Entries from a dataset of interfaces:
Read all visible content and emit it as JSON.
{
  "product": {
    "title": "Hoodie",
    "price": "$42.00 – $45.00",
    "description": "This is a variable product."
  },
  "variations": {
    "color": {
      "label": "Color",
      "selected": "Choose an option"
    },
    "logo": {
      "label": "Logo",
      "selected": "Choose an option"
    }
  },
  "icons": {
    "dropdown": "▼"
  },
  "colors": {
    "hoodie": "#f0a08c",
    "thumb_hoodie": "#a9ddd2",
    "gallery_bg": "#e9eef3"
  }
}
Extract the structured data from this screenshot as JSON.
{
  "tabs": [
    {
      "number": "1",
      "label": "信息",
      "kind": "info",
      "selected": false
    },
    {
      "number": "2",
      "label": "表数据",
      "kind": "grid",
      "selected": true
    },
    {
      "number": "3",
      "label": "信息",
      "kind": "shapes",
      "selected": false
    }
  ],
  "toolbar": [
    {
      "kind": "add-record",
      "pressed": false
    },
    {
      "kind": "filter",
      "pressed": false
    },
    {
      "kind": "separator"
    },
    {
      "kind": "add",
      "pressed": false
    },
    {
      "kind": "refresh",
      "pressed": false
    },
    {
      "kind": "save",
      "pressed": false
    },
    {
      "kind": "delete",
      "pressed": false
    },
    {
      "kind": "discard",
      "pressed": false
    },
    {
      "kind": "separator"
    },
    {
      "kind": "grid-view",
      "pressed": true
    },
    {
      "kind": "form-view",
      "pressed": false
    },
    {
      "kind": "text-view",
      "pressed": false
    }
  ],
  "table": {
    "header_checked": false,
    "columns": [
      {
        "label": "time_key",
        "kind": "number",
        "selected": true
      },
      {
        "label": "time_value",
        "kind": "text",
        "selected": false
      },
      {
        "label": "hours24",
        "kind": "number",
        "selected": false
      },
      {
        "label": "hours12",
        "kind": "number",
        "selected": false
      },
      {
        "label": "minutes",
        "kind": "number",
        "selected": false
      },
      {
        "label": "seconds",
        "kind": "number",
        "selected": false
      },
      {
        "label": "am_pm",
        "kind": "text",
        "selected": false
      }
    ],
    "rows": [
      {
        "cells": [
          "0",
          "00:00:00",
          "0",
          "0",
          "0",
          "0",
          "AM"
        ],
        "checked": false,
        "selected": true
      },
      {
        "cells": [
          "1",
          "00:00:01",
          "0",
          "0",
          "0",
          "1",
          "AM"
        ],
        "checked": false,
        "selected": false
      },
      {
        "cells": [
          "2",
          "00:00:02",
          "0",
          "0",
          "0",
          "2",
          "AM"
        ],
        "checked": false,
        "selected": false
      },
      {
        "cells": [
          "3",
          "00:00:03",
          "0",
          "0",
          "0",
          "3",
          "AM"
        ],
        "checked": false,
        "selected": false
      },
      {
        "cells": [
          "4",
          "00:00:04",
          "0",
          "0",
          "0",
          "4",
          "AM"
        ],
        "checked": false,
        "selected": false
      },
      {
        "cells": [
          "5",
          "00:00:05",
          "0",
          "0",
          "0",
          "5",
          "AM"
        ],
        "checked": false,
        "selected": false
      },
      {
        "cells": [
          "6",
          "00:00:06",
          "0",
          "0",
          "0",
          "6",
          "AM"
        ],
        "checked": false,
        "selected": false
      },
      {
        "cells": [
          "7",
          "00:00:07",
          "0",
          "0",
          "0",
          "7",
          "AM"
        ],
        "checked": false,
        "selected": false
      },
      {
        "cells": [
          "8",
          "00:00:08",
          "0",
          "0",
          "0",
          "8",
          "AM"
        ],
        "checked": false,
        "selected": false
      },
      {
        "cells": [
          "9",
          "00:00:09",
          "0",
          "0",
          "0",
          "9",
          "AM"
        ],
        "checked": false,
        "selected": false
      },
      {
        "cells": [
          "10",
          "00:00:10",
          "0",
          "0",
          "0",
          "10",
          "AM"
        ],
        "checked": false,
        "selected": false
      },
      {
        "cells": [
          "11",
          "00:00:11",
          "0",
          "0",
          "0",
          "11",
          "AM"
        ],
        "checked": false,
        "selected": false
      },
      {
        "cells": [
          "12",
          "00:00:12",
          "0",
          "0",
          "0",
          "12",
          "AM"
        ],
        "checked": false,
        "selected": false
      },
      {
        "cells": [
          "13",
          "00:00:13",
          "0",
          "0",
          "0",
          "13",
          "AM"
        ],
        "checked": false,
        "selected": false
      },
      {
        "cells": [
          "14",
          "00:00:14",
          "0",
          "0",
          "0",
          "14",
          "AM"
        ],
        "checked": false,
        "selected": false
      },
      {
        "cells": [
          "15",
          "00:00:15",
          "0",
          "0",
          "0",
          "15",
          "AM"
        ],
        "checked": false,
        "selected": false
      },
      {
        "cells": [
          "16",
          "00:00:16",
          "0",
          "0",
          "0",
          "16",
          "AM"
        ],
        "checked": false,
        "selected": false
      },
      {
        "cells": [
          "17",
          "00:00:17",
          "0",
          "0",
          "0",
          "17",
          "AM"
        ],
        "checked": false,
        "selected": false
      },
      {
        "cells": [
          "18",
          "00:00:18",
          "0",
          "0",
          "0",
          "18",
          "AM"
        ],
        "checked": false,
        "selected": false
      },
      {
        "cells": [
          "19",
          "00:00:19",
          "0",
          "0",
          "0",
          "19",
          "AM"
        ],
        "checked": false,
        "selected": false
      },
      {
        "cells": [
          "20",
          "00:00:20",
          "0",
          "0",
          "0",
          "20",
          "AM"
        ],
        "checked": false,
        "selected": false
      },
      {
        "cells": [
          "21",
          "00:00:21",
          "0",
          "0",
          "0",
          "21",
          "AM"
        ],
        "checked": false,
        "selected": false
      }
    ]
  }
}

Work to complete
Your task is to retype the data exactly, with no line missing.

Answer section
Read all visible content and emit it as JSON.
{
  "product": {
    "title": "Hoodie",
    "price": "$42.00 – $45.00",
    "description": "This is a variable product."
  },
  "variations": {
    "color": {
      "label": "Color",
      "selected": "Choose an option"
    },
    "logo": {
      "label": "Logo",
      "selected": "Choose an option"
    }
  },
  "icons": {
    "dropdown": "▼"
  },
  "colors": {
    "hoodie": "#f0a08c",
    "thumb_hoodie": "#a9ddd2",
    "gallery_bg": "#e9eef3"
  }
}
Extract the structured data from this screenshot as JSON.
{
  "tabs": [
    {
      "number": "1",
      "label": "信息",
      "kind": "info",
      "selected": false
    },
    {
      "number": "2",
      "label": "表数据",
      "kind": "grid",
      "selected": true
    },
    {
      "number": "3",
      "label": "信息",
      "kind": "shapes",
      "selected": false
    }
  ],
  "toolbar": [
    {
      "kind": "add-record",
      "pressed": false
    },
    {
      "kind": "filter",
      "pressed": false
    },
    {
      "kind": "separator"
    },
    {
      "kind": "add",
      "pressed": false
    },
    {
      "kind": "refresh",
      "pressed": false
    },
    {
      "kind": "save",
      "pressed": false
    },
    {
      "kind": "delete",
      "pressed": false
    },
    {
      "kind": "discard",
      "pressed": false
    },
    {
      "kind": "separator"
    },
    {
      "kind": "grid-view",
      "pressed": true
    },
    {
      "kind": "form-view",
      "pressed": false
    },
    {
      "kind": "text-view",
      "pressed": false
    }
  ],
  "table": {
    "header_checked": false,
    "columns": [
      {
        "label": "time_key",
        "kind": "number",
        "selected": true
      },
      {
        "label": "time_value",
        "kind": "text",
        "selected": false
      },
      {
        "label": "hours24",
        "kind": "number",
        "selected": false
      },
      {
        "label": "hours12",
        "kind": "number",
        "selected": false
      },
      {
        "label": "minutes",
        "kind": "number",
        "selected": false
      },
      {
        "label": "seconds",
        "kind": "number",
        "selected": false
      },
      {
        "label": "am_pm",
        "kind": "text",
        "selected": false
      }
    ],
    "rows": [
      {
        "cells": [
          "0",
          "00:00:00",
          "0",
          "0",
          "0",
          "0",
          "AM"
        ],
        "checked": false,
        "selected": true
      },
      {
        "cells": [
          "1",
          "00:00:01",
          "0",
          "0",
          "0",
          "1",
          "AM"
        ],
        "checked": false,
        "selected": false
      },
      {
        "cells": [
          "2",
          "00:00:02",
          "0",
          "0",
          "0",
          "2",
          "AM"
        ],
        "checked": false,
        "selected": false
      },
      {
        "cells": [
          "3",
          "00:00:03",
          "0",
          "0",
          "0",
          "3",
          "AM"
        ],
        "checked": false,
        "selected": false
      },
      {
        "cells": [
          "4",
          "00:00:04",
          "0",
          "0",
          "0",
          "4",
          "AM"
        ],
        "checked": false,
        "selected": false
      },
      {
        "cells": [
          "5",
          "00:00:05",
          "0",
          "0",
          "0",
          "5",
          "AM"
        ],
        "checked": false,
        "selected": false
      },
      {
        "cells": [
          "6",
          "00:00:06",
          "0",
          "0",
          "0",
          "6",
          "AM"
        ],
        "checked": false,
        "selected": false
      },
      {
        "cells": [
          "7",
          "00:00:07",
          "0",
          "0",
          "0",
          "7",
          "AM"
        ],
        "checked": false,
        "selected": false
      },
      {
        "cells": [
          "8",
          "00:00:08",
          "0",
          "0",
          "0",
          "8",
          "AM"
        ],
        "checked": false,
        "selected": false
      },
      {
        "cells": [
          "9",
          "00:00:09",
          "0",
          "0",
          "0",
          "9",
          "AM"
        ],
        "checked": false,
        "selected": false
      },
      {
        "cells": [
          "10",
          "00:00:10",
          "0",
          "0",
          "0",
          "10",
          "AM"
        ],
        "checked": false,
        "selected": false
      },
      {
        "cells": [
          "11",
          "00:00:11",
          "0",
          "0",
          "0",
          "11",
          "AM"
        ],
        "checked": false,
        "selected": false
      },
      {
        "cells": [
          "12",
          "00:00:12",
          "0",
          "0",
          "0",
          "12",
          "AM"
        ],
        "checked": false,
        "selected": false
      },
      {
        "cells": [
          "13",
          "00:00:13",
          "0",
          "0",
          "0",
          "13",
          "AM"
        ],
        "checked": false,
        "selected": false
      },
      {
        "cells": [
          "14",
          "00:00:14",
          "0",
          "0",
          "0",
          "14",
          "AM"
        ],
        "checked": false,
        "selected": false
      },
      {
        "cells": [
          "15",
          "00:00:15",
          "0",
          "0",
          "0",
          "15",
          "AM"
        ],
        "checked": false,
        "selected": false
      },
      {
        "cells": [
          "16",
          "00:00:16",
          "0",
          "0",
          "0",
          "16",
          "AM"
        ],
        "checked": false,
        "selected": false
      },
      {
        "cells": [
          "17",
          "00:00:17",
          "0",
          "0",
          "0",
          "17",
          "AM"
        ],
        "checked": false,
        "selected": false
      },
      {
        "cells": [
          "18",
          "00:00:18",
          "0",
          "0",
          "0",
          "18",
          "AM"
        ],
        "checked": false,
        "selected": false
      },
      {
        "cells": [
          "19",
          "00:00:19",
          "0",
          "0",
          "0",
          "19",
          "AM"
        ],
        "checked": false,
        "selected": false
      },
      {
        "cells": [
          "20",
          "00:00:20",
          "0",
          "0",
          "0",
          "20",
          "AM"
        ],
        "checked": false,
        "selected": false
      },
      {
        "cells": [
          "21",
          "00:00:21",
          "0",
          "0",
          "0",
          "21",
          "AM"
        ],
        "checked": false,
        "selected": false
      }
    ]
  }
}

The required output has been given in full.